The response must be made up of the lines in the entries below that contain "Death".

++++++++

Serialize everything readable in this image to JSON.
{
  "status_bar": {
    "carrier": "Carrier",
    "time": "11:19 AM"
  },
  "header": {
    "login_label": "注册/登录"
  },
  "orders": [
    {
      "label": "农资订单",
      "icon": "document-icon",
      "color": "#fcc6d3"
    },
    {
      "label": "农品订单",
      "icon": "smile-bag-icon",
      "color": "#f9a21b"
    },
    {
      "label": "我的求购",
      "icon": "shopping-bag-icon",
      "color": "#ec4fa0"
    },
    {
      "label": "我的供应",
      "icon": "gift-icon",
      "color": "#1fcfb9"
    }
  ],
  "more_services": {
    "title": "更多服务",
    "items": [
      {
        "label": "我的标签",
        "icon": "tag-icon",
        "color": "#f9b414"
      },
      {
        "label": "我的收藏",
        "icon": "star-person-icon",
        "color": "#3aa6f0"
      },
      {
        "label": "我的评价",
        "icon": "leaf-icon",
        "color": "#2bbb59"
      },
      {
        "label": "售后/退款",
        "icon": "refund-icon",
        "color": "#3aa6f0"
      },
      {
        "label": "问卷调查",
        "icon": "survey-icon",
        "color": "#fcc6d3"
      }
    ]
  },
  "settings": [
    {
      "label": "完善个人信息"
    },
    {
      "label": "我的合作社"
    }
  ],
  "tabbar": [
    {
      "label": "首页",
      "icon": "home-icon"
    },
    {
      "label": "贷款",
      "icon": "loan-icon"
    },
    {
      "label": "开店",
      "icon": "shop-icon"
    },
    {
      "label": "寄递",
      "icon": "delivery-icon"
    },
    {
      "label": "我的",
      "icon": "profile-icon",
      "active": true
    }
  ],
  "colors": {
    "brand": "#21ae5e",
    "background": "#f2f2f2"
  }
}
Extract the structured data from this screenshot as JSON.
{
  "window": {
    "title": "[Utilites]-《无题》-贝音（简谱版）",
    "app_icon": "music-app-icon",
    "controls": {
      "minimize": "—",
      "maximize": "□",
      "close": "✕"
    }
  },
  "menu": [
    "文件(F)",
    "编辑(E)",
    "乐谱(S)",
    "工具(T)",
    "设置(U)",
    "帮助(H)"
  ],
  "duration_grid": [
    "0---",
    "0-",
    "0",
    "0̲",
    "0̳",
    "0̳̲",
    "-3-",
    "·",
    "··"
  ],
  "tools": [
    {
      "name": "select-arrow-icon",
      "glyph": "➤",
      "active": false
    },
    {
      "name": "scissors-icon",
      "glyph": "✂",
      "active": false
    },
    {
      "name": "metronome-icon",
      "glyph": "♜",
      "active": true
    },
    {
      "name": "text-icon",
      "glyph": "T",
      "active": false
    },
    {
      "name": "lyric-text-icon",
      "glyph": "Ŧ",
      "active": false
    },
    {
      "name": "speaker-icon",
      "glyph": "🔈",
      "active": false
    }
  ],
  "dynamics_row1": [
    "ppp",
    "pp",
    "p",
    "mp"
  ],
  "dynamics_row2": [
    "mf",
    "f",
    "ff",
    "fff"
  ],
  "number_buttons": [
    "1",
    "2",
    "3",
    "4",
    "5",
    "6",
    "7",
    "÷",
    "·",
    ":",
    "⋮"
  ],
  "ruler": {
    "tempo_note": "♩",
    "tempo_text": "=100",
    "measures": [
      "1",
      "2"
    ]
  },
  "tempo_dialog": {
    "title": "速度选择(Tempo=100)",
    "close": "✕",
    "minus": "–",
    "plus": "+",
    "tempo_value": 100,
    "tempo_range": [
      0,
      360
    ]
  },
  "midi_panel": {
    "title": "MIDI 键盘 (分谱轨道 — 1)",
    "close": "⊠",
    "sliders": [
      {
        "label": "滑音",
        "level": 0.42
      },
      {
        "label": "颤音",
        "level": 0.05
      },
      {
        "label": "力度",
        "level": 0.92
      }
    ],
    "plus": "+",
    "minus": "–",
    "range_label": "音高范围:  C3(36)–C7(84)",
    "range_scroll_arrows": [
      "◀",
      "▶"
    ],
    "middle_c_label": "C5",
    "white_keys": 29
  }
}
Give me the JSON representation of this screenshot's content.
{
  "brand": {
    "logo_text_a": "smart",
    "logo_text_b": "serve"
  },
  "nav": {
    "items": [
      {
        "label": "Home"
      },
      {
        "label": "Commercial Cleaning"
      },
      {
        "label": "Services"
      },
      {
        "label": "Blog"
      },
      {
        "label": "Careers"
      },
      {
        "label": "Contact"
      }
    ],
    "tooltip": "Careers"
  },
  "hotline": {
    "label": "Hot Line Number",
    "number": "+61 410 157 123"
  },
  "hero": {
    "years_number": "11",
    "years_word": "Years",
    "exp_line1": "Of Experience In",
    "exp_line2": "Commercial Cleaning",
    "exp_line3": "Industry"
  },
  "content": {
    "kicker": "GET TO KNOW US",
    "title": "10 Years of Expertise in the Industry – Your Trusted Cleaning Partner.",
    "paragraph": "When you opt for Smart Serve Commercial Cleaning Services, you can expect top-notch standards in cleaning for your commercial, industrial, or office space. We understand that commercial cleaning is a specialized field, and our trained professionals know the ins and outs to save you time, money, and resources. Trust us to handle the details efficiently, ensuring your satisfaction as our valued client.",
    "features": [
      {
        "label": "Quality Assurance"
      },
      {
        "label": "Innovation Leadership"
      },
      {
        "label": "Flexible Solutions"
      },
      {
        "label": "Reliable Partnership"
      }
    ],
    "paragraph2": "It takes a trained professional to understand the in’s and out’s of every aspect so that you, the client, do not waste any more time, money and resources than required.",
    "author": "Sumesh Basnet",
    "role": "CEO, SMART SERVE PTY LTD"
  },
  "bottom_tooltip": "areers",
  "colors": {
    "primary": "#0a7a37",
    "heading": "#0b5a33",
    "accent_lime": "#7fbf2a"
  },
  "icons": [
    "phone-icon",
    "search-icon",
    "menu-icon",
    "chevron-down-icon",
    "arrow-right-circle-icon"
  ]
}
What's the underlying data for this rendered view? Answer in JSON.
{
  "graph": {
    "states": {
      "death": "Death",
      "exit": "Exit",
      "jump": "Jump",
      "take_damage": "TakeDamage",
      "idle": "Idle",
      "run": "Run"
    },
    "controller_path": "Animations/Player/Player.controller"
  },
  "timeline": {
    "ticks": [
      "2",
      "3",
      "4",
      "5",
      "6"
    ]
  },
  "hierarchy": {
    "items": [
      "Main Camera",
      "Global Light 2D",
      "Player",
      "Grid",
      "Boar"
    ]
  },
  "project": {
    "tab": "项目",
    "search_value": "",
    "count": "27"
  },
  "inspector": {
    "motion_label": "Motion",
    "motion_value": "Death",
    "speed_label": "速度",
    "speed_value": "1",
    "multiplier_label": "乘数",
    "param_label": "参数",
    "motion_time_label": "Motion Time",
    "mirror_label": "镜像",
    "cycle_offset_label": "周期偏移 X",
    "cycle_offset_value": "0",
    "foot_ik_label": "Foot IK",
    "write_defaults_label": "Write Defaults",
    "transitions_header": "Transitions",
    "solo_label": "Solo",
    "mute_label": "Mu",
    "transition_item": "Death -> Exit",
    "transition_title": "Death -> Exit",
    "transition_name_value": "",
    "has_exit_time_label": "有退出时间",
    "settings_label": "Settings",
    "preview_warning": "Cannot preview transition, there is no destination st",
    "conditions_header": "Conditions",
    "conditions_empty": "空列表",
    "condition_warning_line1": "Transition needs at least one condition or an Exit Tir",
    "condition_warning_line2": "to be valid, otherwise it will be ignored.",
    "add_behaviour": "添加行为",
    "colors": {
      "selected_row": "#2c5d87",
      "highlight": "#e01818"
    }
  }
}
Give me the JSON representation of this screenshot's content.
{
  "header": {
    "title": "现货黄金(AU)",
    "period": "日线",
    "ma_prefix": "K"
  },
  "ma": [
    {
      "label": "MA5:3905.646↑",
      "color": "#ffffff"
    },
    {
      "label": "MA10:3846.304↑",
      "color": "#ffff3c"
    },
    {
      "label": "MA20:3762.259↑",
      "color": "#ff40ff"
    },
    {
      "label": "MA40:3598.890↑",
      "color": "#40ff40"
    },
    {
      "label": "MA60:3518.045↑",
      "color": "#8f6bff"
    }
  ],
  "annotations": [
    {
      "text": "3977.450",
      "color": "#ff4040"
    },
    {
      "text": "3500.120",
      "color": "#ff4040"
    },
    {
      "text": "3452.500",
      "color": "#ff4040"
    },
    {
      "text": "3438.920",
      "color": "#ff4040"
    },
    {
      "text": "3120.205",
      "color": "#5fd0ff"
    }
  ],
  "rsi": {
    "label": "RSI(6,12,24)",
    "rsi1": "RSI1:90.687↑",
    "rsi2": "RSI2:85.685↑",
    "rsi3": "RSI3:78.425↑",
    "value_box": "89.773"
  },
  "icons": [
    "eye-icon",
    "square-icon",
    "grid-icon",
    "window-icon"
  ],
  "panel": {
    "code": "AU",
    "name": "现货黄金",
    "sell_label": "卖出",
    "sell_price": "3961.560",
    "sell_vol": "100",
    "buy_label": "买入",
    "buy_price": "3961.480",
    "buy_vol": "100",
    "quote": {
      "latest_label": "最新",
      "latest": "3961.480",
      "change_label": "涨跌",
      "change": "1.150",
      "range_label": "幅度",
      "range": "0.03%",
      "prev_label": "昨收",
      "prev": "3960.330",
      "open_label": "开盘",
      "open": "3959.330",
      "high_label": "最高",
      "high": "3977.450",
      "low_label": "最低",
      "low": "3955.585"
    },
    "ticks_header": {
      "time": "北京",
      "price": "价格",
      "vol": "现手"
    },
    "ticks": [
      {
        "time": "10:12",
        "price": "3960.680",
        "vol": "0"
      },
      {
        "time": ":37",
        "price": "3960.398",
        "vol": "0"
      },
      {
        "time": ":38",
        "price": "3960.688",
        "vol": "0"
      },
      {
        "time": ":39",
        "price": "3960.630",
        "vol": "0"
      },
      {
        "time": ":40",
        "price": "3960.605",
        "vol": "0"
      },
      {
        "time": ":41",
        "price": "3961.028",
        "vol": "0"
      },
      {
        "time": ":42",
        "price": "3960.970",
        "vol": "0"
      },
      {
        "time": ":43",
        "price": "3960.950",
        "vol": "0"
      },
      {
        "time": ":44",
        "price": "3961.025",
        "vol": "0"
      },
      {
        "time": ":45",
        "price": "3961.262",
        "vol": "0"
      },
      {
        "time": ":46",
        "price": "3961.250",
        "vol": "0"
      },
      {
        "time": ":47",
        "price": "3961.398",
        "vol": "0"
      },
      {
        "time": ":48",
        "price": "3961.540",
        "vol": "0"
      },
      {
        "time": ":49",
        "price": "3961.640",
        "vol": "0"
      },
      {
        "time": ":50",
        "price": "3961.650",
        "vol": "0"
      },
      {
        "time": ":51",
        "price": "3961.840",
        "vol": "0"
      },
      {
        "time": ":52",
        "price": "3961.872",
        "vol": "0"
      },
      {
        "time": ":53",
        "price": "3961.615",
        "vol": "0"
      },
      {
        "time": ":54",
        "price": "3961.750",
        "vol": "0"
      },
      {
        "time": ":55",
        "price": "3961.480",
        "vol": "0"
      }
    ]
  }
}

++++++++

TASK RESULT ::
      "death": "Death",
    "motion_value": "Death",
    "transition_item": "Death -> Exit",
    "transition_title": "Death -> Exit",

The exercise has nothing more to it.